In chapters that range widely across Western history and culture, The Terror of History takes up religion, the material world, and the world of art and knowledge. "Religion and the World to Come" examines orthodox and heterodox forms of spirituality, apocalyptic movements, mysticism, supernatural beliefs, and many forms of esotericism, including magic, alchemy, astrology, and witchcraft. "The World of Matter and the Senses" considers material riches, festivals and carnivals, sports, sex, and utopian communities. Finally, "The Lure of Beauty and Knowledge" looks at cultural productions of all sorts, from art to scholarship.
Combining astonishing historical breadth with a personal and accessible narrative style, The Terror of History is a moving testimony to the incredibly diverse ways humans have sought to cope with their frightening history.
"The tone of this book is more ruminative than pedagogic.
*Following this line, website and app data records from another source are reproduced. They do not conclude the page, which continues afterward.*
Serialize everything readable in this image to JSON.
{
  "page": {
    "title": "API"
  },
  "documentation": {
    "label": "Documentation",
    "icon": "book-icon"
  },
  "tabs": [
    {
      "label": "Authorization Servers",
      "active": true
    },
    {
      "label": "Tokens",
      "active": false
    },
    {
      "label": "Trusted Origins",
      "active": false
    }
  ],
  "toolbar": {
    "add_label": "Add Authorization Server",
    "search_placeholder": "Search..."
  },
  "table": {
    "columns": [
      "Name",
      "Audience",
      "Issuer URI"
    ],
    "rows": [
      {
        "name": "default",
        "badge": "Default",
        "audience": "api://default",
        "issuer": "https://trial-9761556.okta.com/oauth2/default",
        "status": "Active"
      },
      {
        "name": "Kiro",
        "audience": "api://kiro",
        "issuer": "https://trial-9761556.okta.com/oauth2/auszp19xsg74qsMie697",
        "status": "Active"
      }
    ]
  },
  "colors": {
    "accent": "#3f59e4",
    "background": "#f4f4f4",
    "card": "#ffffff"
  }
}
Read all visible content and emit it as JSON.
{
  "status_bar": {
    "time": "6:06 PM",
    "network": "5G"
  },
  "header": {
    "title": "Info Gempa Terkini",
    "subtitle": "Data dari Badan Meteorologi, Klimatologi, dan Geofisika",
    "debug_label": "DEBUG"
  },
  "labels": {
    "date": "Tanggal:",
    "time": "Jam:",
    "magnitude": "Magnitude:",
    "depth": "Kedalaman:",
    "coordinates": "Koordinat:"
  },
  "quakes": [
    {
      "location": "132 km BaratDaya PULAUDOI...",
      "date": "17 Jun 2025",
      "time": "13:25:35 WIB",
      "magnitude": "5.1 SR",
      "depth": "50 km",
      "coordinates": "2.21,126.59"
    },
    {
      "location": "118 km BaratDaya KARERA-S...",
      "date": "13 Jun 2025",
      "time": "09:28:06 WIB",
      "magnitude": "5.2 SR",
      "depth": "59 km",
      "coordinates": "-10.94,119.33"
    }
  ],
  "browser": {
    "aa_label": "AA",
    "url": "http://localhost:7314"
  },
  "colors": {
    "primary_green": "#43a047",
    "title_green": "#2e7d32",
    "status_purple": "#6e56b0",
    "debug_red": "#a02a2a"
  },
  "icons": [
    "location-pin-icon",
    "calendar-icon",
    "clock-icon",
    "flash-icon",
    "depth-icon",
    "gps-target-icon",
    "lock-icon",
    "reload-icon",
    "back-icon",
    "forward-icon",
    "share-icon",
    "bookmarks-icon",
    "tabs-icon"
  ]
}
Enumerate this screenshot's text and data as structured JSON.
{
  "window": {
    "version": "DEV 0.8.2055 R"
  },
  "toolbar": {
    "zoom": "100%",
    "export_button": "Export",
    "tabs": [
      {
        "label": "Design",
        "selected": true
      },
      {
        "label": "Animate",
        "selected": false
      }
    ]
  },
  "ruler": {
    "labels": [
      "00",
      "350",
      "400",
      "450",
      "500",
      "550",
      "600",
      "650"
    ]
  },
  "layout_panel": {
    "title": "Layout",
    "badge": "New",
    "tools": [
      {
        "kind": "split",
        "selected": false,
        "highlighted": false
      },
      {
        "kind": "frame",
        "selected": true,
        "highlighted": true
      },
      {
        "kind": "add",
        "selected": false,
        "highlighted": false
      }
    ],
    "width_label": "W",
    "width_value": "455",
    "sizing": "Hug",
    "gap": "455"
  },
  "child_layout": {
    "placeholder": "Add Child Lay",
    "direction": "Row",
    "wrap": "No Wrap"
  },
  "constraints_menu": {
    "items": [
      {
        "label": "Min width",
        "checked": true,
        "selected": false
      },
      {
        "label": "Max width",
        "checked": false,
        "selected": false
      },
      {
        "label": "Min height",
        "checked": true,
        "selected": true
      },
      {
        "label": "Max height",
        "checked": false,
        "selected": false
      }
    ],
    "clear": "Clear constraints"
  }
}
Ruiz sprinkles his text with personal anecdotes and observations but never advocates one approach over the other. This is not, he stresses, a self-help manual. Although religious in his youth, Ruiz is now a genially tolerant, dark-humored atheist. . . . The comfort--even delight--of this book is that it doesn't scold or trivialize people's often pathetic attempts to escape their own mortality. It simply wishes them to be aware of possibilities. 'In truth, I am as clueless about the world in my advanced years as I was early in life,' Ruiz confesses. He is a seeker, too."--Edward Morris, ForeWord Reviews
"This is an attempt by the erudite Ruiz (history, Spanish & Portuguese, UCLA; Spain's Centuries of Crisis: 1300-1474) to use his knowledge and experience to make sense of our messy lives and our desires to bury a future we cannot control. . . . In separate chapters, he discusses three forms of escape from history: religion, materialism, and estheticism. But the book isn't meant to be history as much as an intensely personal meditation on how we deal with our worries about the world, stuffing inside ourselves our fear of impending extinction. Ruiz uses his own experiences to illustrate points, even including a piece of fiction he wrote when young. More personal than Annaliste history, with which it's best compared . . . serious readers will find it worthwhile for its author's attempt to embrace elusive questions about our personal lives."--Library Journal
Table of Contents:
Chapter I: The Terror of History 1
Chapter II: Religion and the World to Come 35
Chapter III: The World of Matter and the Senses 83
Chapter IV: The Lure of Beauty and Knowledge 129
Other Princeton books authored or coauthored by Teofilo F. Ruiz: